:: STORED DATA ::

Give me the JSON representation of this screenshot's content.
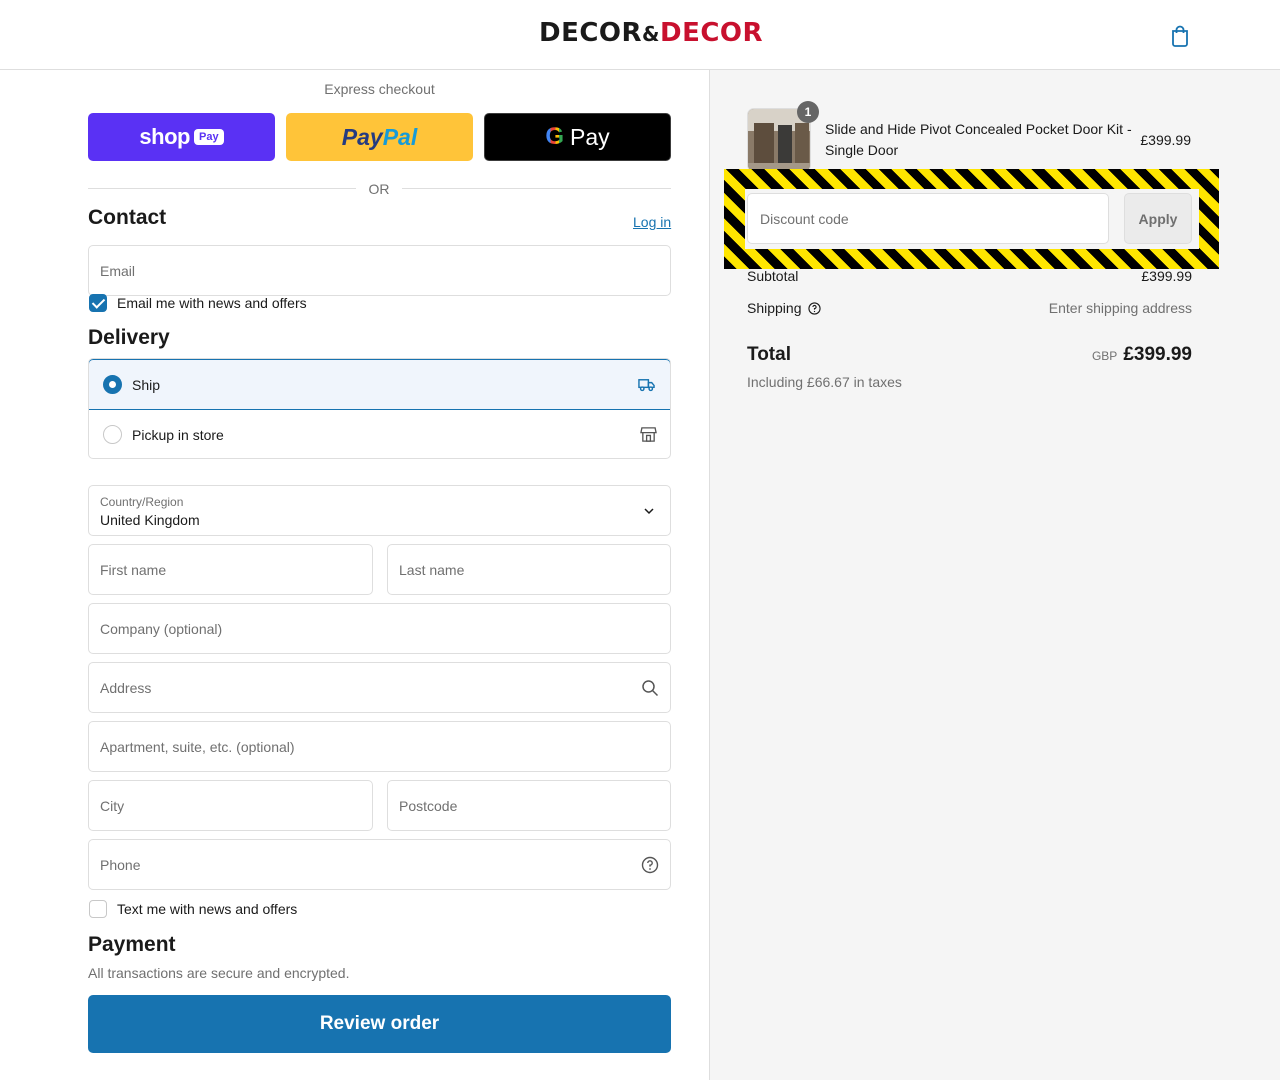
{
  "header": {
    "logo_part1": "DECOR",
    "logo_amp": "&",
    "logo_part2": "DECOR",
    "cart_icon": "shopping-bag-icon"
  },
  "express": {
    "label": "Express checkout",
    "shop_pay": {
      "text": "shop",
      "pill": "Pay"
    },
    "paypal": {
      "part1": "Pay",
      "part2": "Pal"
    },
    "gpay": {
      "g": "G",
      "text": "Pay"
    },
    "or": "OR"
  },
  "contact": {
    "title": "Contact",
    "login": "Log in",
    "email_placeholder": "Email",
    "email_news": {
      "label": "Email me with news and offers",
      "checked": true
    }
  },
  "delivery": {
    "title": "Delivery",
    "options": [
      {
        "label": "Ship",
        "selected": true,
        "icon": "truck-icon"
      },
      {
        "label": "Pickup in store",
        "selected": false,
        "icon": "store-icon"
      }
    ],
    "country": {
      "label": "Country/Region",
      "value": "United Kingdom"
    },
    "first_name": "First name",
    "last_name": "Last name",
    "company": "Company (optional)",
    "address": "Address",
    "apartment": "Apartment, suite, etc. (optional)",
    "city": "City",
    "postcode": "Postcode",
    "phone": "Phone",
    "text_news": {
      "label": "Text me with news and offers",
      "checked": false
    }
  },
  "payment": {
    "title": "Payment",
    "subtitle": "All transactions are secure and encrypted.",
    "review_button": "Review order"
  },
  "summary": {
    "item": {
      "quantity": "1",
      "name": "Slide and Hide Pivot Concealed Pocket Door Kit - Single Door",
      "price": "£399.99"
    },
    "discount_placeholder": "Discount code",
    "apply": "Apply",
    "subtotal_label": "Subtotal",
    "subtotal_value": "£399.99",
    "shipping_label": "Shipping",
    "shipping_value": "Enter shipping address",
    "total_label": "Total",
    "currency": "GBP",
    "total_value": "£399.99",
    "taxes": "Including £66.67 in taxes"
  },
  "colors": {
    "accent": "#1773b0",
    "shop_pay": "#5a31f4",
    "paypal": "#ffc439",
    "brand_red": "#c8102e",
    "hazard_yellow": "#ffe600"
  }
}
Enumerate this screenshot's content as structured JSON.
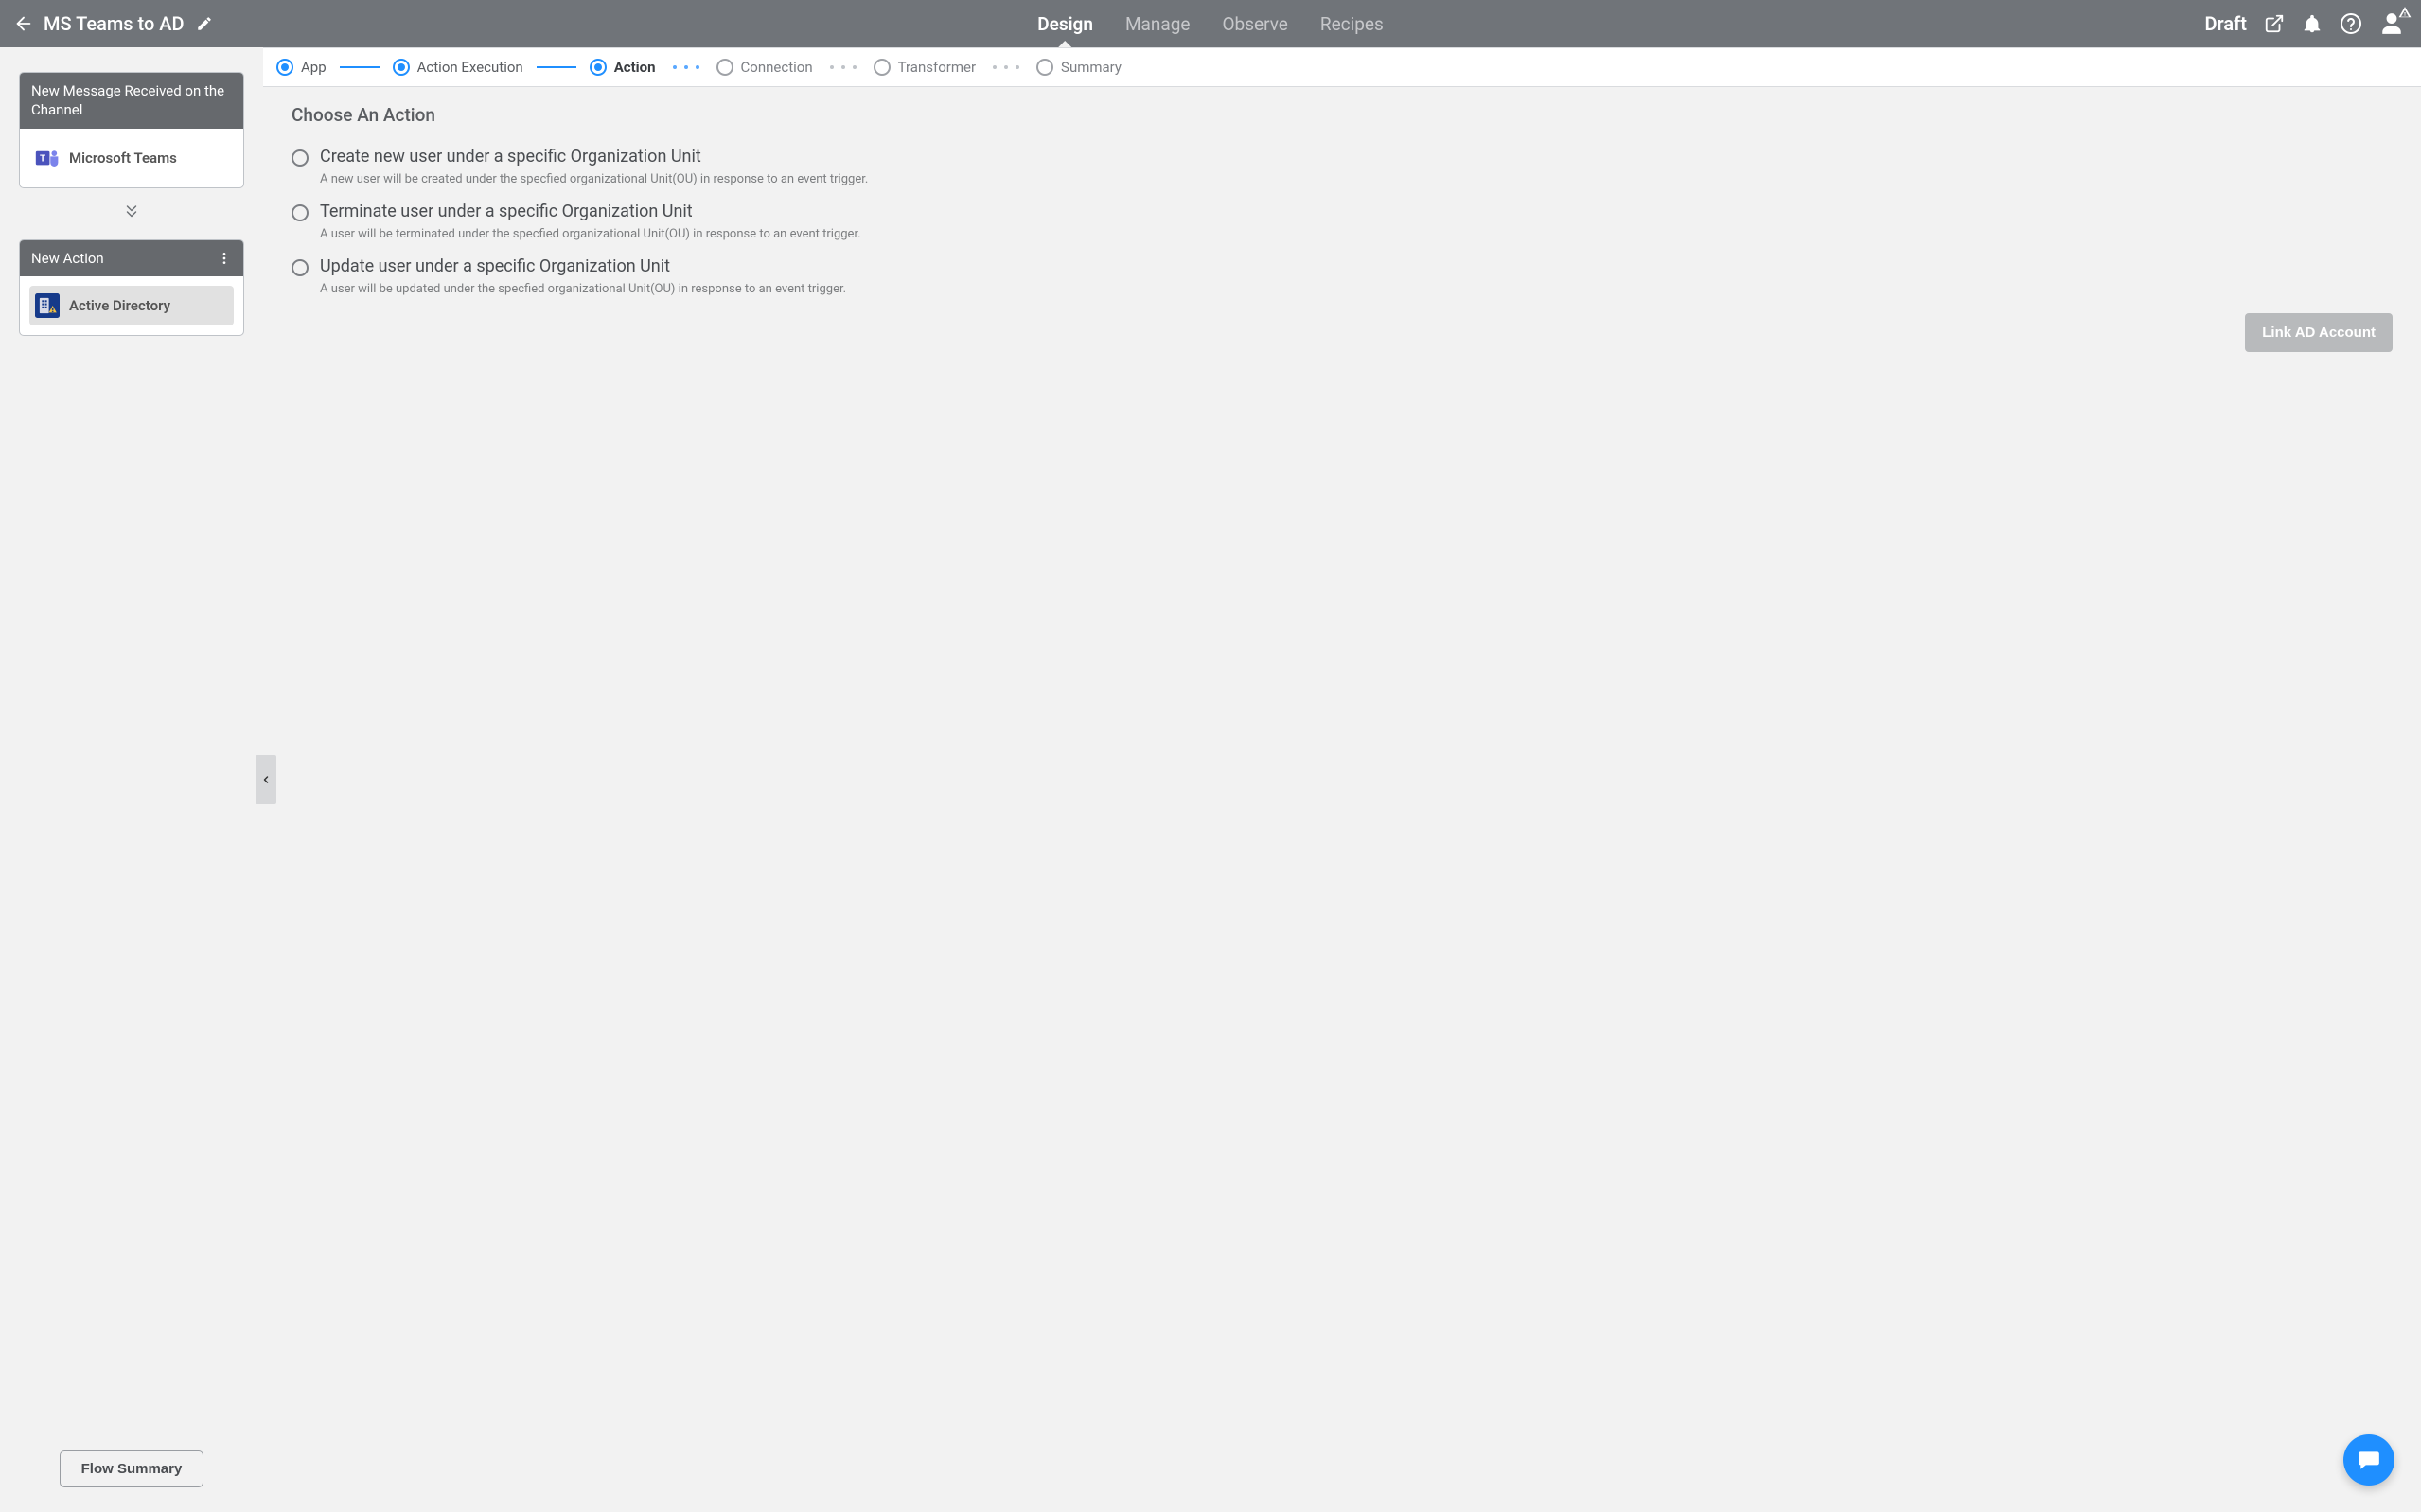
{
  "header": {
    "title": "MS Teams to AD",
    "tabs": [
      "Design",
      "Manage",
      "Observe",
      "Recipes"
    ],
    "active_tab": 0,
    "status": "Draft"
  },
  "sidebar": {
    "cards": [
      {
        "header": "New Message Received on the Channel",
        "app_label": "Microsoft Teams",
        "selected": false,
        "has_menu": false,
        "app_icon": "ms-teams"
      },
      {
        "header": "New Action",
        "app_label": "Active Directory",
        "selected": true,
        "has_menu": true,
        "app_icon": "active-directory"
      }
    ],
    "flow_summary_label": "Flow Summary"
  },
  "steps": [
    {
      "label": "App",
      "state": "done"
    },
    {
      "label": "Action Execution",
      "state": "done"
    },
    {
      "label": "Action",
      "state": "active"
    },
    {
      "label": "Connection",
      "state": "upcoming"
    },
    {
      "label": "Transformer",
      "state": "upcoming"
    },
    {
      "label": "Summary",
      "state": "upcoming"
    }
  ],
  "panel": {
    "title": "Choose An Action",
    "options": [
      {
        "title": "Create new user under a specific Organization Unit",
        "desc": "A new user will be created under the specfied organizational Unit(OU) in response to an event trigger."
      },
      {
        "title": "Terminate user under a specific Organization Unit",
        "desc": "A user will be terminated under the specfied organizational Unit(OU) in response to an event trigger."
      },
      {
        "title": "Update user under a specific Organization Unit",
        "desc": "A user will be updated under the specfied organizational Unit(OU) in response to an event trigger."
      }
    ],
    "link_button_label": "Link AD Account"
  },
  "colors": {
    "accent": "#1f8fff",
    "header_bg": "#707479",
    "card_header_bg": "#66696d"
  }
}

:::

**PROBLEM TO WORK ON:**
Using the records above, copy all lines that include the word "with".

**ANSWER AREA:**
      "label": "Email me with news and offers",
      "label": "Text me with news and offers",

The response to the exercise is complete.